Rashard Mendenhall, ARI (-16.77) – The former Steeler makes his way over to Arizona and is slated to be the number one back on the team. Ryan Williams and rookie Stepfan Taylor should see a decent amount of work as well if they have strong camps, but Mendenhall will take the lead. Williams is probably the better pass-catcher so you can expect to see him on third downs, but Mendenhall should still be considered a solid choice in most leagues. It’s just that without catching many passes in the past, those in PPR leagues tend to wait on him a little more.
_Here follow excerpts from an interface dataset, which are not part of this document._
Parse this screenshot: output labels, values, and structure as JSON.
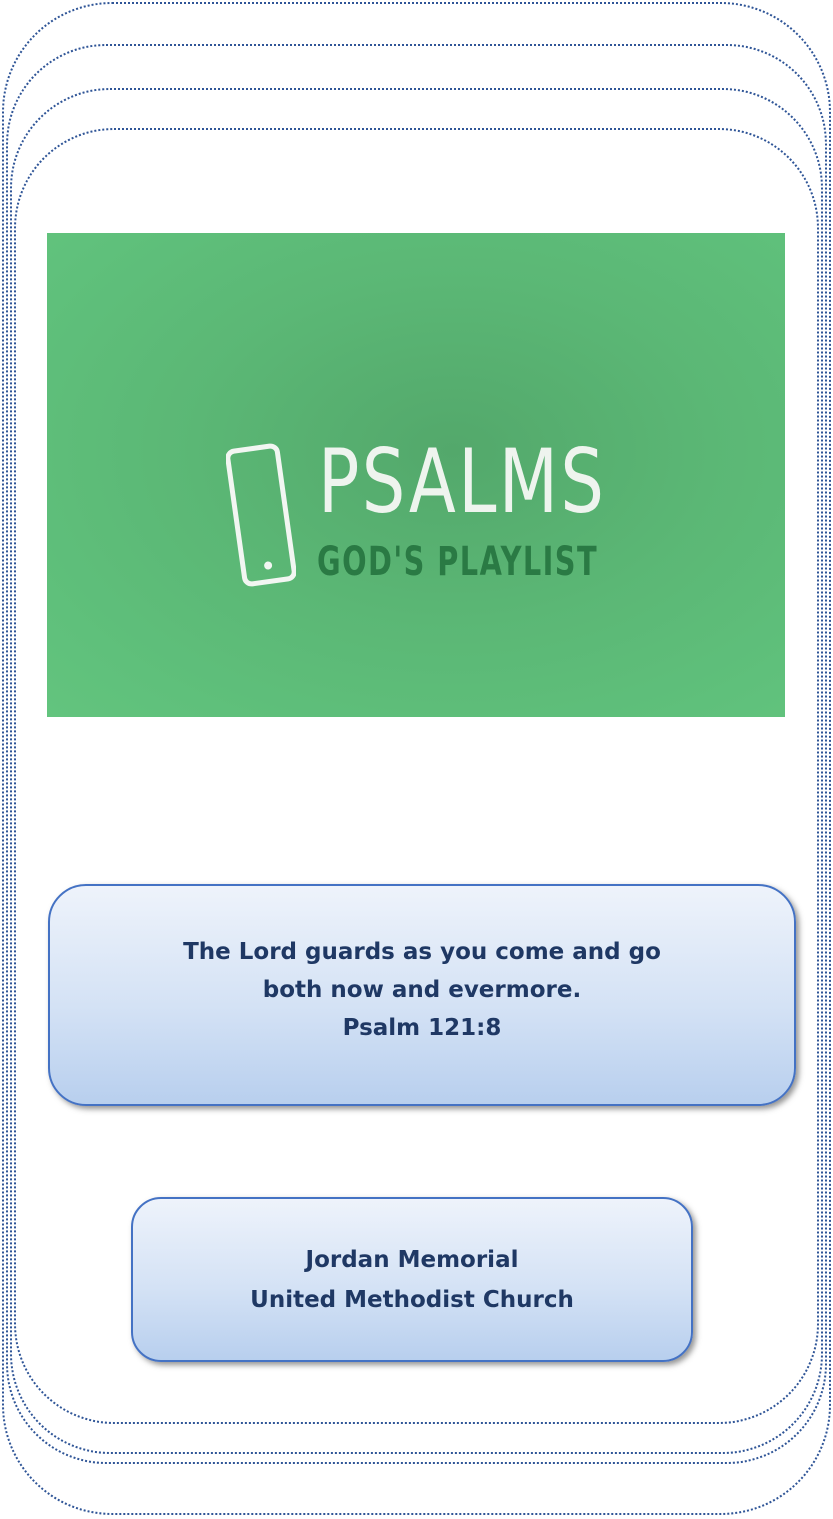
{
  "cover": {
    "title": "PSALMS",
    "subtitle": "GOD'S PLAYLIST",
    "icon": "phone-icon",
    "background_color": "#5fbf7a"
  },
  "verse": {
    "line1": "The Lord guards as you come and go",
    "line2": "both now and evermore.",
    "reference": "Psalm 121:8"
  },
  "church": {
    "line1": "Jordan Memorial",
    "line2": "United Methodist Church"
  },
  "colors": {
    "border": "#2f5597",
    "box_text": "#1f3864",
    "box_fill": "#d4e2f5"
  }
}
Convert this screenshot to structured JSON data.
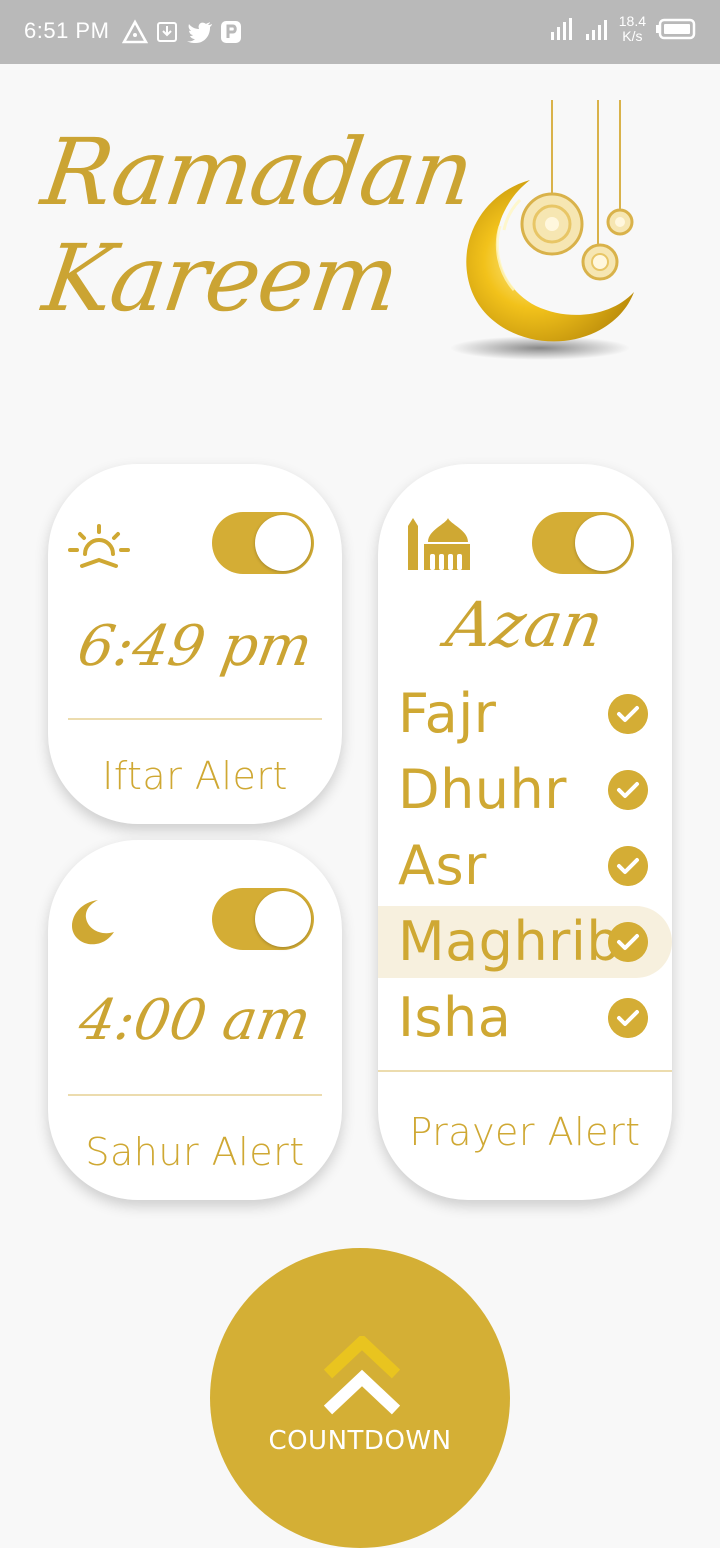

Both Mark Ingram and BenJarvis Green-Ellis are the complements to guys we just mentioned in the section above, so there’s really not much reason to elaborate further. The Saints have never been known for their rushing attack, so while Ingram should see an increase in his carries this year, his value has very little to do with his total receptions. And as for the Law Firm, well, many actually speculate that Bernard will eventually supplant him as the top back in Cincinnati this year, so his overall value is likely to take a hit in all leagues.
Le’Veon Bell, PIT (-10.28) – We’re looking at less than a full round’s difference here for Bell with respect to draft position in association with scoring style. He won’t be as high a scorer in standard leagues as he will in PPR, but his number of carries, should he beat out both Jonathan Dwyer and Isaac Redman, will be sufficient to keep your overall point total rising.
Howard Bender has been covering fantasy sports for over a decade on a variety of web sites. You can find his personal musings on RotobuzzGuy.com and for questions, thoughts or comments, you can follow him on Twitter at @rotobuzzguy or email him at firstname.lastname@example.org.